--- Work to be completed ---
Your answer must be a single number: the count of lines in the entries below that hold "Promontory".

*** The data ***

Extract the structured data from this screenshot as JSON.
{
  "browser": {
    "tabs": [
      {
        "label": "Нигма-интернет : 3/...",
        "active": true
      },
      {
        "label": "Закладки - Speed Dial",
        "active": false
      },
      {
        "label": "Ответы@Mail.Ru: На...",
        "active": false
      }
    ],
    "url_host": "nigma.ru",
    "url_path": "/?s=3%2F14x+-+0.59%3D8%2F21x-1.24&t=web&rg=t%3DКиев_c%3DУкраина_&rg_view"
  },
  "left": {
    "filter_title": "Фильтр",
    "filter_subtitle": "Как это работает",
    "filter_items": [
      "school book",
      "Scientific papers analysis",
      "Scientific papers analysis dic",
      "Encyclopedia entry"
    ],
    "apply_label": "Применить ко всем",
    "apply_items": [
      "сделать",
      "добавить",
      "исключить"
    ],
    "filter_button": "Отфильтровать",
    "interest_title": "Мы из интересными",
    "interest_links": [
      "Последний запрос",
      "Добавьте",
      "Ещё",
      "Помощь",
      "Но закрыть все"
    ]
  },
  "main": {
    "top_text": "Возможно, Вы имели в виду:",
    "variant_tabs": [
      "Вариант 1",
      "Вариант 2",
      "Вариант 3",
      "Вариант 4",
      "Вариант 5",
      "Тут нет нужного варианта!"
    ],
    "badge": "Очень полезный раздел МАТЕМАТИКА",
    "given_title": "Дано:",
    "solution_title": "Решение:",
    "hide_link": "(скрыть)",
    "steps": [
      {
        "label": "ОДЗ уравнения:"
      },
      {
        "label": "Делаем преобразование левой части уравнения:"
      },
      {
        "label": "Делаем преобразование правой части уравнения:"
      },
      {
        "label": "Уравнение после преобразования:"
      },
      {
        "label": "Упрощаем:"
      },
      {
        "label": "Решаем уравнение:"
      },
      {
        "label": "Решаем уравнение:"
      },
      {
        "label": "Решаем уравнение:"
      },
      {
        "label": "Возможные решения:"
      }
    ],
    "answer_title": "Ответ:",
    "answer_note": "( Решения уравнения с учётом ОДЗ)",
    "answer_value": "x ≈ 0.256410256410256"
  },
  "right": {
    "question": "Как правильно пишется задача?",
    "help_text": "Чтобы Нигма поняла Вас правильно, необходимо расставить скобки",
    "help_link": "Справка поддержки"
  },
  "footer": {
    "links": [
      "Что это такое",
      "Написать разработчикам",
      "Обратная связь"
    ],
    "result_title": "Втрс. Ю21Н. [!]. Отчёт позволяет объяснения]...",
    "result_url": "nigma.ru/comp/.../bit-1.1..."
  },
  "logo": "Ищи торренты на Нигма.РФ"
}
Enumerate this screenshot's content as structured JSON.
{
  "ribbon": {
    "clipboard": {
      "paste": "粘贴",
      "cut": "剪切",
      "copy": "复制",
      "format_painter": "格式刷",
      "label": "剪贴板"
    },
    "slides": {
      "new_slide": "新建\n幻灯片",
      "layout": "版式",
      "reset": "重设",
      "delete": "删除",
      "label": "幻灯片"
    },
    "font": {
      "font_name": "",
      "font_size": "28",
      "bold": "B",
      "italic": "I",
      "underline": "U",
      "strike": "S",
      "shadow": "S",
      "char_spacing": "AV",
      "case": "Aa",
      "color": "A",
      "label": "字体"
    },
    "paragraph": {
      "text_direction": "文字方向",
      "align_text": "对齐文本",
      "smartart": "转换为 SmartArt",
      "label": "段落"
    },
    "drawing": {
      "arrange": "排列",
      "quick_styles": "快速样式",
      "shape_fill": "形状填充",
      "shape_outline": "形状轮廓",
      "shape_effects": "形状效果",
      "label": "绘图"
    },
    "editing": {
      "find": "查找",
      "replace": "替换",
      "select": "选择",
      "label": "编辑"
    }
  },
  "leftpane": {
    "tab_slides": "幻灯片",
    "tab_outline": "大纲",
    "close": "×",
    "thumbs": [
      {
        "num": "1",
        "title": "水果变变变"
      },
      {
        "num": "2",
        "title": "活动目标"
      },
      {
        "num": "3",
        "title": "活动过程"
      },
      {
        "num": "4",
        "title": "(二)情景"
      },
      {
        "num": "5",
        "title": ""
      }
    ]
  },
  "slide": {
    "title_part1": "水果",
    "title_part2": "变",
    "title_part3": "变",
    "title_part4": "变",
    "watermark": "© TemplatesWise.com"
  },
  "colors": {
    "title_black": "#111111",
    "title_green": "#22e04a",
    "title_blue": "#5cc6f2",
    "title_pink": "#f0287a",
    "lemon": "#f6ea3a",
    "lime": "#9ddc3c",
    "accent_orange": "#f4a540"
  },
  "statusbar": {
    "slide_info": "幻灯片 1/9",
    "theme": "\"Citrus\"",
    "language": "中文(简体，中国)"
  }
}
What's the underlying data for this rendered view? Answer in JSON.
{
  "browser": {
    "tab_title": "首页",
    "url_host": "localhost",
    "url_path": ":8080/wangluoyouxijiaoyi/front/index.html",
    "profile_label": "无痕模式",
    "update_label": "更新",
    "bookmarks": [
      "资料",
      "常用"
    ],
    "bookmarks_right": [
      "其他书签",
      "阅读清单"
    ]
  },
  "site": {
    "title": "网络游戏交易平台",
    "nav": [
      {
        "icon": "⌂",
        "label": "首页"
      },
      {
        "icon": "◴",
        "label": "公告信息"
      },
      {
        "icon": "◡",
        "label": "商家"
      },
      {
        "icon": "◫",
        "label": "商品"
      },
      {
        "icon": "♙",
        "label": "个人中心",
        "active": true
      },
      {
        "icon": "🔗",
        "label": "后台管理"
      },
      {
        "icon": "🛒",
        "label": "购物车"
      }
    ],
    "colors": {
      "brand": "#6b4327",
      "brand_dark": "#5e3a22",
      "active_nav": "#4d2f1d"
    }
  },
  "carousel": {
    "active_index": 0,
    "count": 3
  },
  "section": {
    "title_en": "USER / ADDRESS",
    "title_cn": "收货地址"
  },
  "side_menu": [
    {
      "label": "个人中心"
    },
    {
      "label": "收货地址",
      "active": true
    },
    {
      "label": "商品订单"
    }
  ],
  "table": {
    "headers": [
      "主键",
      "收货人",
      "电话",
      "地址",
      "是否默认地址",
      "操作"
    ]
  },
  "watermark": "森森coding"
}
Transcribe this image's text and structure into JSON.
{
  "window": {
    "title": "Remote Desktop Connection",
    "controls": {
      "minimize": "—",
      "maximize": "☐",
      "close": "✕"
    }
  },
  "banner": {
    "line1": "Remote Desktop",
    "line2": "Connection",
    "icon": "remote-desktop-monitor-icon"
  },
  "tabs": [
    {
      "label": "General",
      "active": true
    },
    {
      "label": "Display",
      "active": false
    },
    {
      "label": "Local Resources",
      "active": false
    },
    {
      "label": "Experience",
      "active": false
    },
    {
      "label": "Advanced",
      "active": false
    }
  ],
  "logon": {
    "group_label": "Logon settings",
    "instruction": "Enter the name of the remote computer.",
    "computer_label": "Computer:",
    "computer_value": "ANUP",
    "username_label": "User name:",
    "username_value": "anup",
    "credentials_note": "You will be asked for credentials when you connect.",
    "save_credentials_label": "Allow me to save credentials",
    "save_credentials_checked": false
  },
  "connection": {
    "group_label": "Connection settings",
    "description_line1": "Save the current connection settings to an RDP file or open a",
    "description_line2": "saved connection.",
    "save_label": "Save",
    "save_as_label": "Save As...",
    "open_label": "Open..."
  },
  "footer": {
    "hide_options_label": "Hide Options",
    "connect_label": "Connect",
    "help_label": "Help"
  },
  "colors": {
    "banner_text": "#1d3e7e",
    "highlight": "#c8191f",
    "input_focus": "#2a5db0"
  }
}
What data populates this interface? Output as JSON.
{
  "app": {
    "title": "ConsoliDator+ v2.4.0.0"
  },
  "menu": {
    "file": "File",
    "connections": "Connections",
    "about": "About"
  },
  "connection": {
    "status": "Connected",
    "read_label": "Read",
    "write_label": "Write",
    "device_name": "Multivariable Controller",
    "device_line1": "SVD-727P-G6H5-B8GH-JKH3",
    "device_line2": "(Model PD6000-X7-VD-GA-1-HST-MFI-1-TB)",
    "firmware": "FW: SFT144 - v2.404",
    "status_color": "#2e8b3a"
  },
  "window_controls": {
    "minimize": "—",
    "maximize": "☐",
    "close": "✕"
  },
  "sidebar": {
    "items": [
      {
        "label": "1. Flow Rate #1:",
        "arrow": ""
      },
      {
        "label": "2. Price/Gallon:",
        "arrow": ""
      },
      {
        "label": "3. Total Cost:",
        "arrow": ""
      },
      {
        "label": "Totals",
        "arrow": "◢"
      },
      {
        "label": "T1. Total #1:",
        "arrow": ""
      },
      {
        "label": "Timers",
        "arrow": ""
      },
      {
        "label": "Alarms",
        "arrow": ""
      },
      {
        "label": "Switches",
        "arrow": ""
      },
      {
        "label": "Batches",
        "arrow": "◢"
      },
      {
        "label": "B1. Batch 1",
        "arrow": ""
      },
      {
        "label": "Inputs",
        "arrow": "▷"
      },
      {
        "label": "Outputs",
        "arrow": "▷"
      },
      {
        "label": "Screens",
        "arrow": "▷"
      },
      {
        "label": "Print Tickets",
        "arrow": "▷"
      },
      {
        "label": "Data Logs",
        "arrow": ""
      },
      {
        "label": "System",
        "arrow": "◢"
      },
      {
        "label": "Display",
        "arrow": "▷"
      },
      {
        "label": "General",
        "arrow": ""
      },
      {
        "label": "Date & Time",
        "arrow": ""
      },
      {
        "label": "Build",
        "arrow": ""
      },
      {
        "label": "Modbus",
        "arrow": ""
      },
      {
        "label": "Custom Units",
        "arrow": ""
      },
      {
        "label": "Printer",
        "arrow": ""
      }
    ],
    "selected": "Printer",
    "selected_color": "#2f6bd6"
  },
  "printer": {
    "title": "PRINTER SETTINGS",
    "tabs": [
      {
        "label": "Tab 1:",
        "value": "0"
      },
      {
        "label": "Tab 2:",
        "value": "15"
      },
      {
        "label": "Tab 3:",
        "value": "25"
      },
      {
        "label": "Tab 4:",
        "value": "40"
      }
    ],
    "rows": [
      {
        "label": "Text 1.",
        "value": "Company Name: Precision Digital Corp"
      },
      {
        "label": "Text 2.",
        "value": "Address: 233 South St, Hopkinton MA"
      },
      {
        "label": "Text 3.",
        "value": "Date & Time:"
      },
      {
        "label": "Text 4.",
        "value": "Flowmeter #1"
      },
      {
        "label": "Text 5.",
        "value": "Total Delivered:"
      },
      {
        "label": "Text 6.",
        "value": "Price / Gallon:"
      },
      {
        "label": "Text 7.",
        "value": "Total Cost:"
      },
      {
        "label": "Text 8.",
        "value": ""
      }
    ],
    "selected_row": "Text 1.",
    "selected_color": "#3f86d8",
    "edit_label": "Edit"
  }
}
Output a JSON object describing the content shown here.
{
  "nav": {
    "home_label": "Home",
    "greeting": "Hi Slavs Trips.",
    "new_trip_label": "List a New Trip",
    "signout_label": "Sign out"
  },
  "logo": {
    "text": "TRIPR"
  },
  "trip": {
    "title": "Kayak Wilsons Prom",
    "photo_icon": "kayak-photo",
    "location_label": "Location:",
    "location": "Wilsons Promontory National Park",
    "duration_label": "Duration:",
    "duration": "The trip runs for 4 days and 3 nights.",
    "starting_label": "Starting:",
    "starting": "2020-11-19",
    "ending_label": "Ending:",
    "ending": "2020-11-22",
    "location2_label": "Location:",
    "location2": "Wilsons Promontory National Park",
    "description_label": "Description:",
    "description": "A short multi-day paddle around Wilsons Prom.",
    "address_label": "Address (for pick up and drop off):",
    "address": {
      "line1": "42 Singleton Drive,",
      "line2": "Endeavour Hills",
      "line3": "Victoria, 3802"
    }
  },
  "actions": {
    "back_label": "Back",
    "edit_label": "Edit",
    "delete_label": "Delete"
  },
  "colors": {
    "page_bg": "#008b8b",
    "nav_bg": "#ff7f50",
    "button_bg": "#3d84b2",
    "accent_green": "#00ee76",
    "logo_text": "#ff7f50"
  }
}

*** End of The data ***

--- Solution for this problem ---
2